In the statement announcing Hardy’s 10-game suspension, the NFL simply said that the “decision is based on findings that are supported by credible corroborating evidence independent of Ms. Holder’s statements and testimony, such as testimony of other witnesses, medical and police reports, expert analyses, and photographs.” But under what standard is the evidence deemed to be credible, especially with Nicole Holder not cooperating due to the settlement she received?
The idea that the NFL can simply decide what happened without any clear test of the evidence is a potential problem for other players — especially for players who didn’t do what they’re accused of doing. A subjective belief by a prosecutor-turned-league-employee that “credible corroborating evidence” exists isn’t enough. Every prosecutor who brings charges against a defendant believes that “credible corroborating evidence” exists; the challenge becomes finding a fair and objective way to determine whether the evidence really is credible.
2. Does Hardy’s punishment mesh with the league’s pre-Ray Rice policies?
But Hardy’s behavior happened before any of those changes were made. Setting aside what he did (assuming that he is indeed guilty), Hardy is entitled to be treated the way he would have been treated under the NFL’s existing approach to domestic violence at the time the behavior occurred. That’s a basic notion of fairness that applies in many settings, to the benefit of everyone.
Rules can’t be changed after the fact to apply looking backward to things that already have happened. Otherwise, folks can get away with making up the rules as they go. Which is what many have repeatedly accused the NFL of doing over the past several months.
3. Why don’t players get credit for time served?
Though paid for the games that happened before the charges are resolved, players primarily want to play football — a reality NFL executive V.P. of football operations Troy Vincent conceded in a conversation last year with Peterson.
“You were away from the game,” Vincent told Peterson. “You were not participating, even though it was a paid leave. You were not participating. And ballplayers know their shelf life.”
Why not give the player credit for the games missed during paid leave, and then impose a fine reflecting the number of games he ultimately was suspended after the case was resolved? Hardy, for example, missed 15 games in 2014 with pay. If the final punishment is 10 games, the NFL should fine him the equivalent of 10 of the game checks he received.

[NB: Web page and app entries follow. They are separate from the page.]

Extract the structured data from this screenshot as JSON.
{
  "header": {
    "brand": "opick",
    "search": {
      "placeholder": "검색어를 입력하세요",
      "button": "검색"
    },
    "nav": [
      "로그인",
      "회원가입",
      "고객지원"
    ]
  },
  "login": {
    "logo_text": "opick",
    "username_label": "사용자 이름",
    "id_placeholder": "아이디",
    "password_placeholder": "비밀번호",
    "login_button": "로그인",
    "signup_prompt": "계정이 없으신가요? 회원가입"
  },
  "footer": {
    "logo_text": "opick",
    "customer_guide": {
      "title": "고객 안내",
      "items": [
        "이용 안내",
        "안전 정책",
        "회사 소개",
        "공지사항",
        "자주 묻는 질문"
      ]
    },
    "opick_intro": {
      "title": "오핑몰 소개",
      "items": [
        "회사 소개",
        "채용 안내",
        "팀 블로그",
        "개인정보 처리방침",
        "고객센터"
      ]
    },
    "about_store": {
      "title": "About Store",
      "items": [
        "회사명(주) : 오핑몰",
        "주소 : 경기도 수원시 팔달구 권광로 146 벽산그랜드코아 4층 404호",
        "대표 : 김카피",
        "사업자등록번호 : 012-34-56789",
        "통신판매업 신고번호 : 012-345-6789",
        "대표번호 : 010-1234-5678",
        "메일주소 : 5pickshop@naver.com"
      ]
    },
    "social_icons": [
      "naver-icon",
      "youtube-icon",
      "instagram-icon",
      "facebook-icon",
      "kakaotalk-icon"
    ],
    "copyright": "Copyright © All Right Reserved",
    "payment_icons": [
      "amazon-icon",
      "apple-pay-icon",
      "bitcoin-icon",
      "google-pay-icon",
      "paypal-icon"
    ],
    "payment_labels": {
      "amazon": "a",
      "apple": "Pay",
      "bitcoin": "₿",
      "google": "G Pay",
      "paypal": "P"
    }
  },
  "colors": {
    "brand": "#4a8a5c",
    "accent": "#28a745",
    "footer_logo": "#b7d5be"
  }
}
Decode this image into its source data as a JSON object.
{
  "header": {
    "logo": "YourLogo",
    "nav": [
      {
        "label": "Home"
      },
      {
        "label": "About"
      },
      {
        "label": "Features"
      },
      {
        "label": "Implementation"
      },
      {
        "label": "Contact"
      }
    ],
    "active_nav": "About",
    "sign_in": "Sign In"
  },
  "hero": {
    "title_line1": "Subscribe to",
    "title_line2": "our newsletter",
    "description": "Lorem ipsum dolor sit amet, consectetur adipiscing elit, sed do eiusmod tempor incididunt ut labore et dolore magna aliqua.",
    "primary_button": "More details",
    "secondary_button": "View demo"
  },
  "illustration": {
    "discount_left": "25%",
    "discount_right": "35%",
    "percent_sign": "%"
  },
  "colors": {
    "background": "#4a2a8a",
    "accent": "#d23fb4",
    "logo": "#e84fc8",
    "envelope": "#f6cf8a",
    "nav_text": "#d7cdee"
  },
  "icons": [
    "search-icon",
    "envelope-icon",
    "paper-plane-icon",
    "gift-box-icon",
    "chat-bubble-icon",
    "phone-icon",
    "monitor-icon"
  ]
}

Instead, the league believes Hardy should miss 25 games for behavior that previously would have resulted in a two-game suspension. And even though the NFL has since realized that a two-game suspension isn’t enough in situations of this nature, the standard penalty at the time of Hardy’s incident was two games.
Mike Florio raises important questions. It's not a case to absolve Hardy of any blame, he however deftly touches on, without mention, the Commissioner's abuse of power and inconsistent adherence to the NFL's own rules.
That's right. The officer involved has been charged with criminal homicide. However, because of the races of the parties involved, you might not have heard of it. Officer is a white female and victim is a white male. She shot him twice in the back as he lay face down. #cold.
HARRISBURG, Pa. - The video from the camera attached to the officer's stun gun shows how David Kassick died, authorities say: two bullets, four seconds apart, fired into his back as he lay face down.
Unlike the video in the South Carolina case, which has itself resulted in a murder charge, the footage recorded by Hummelstown police Officer Lisa Mearkle's stun gun has not been released. Attorneys for the officer want to keep it that way: they asked a judge on Friday to bar the prosecution from releasing it.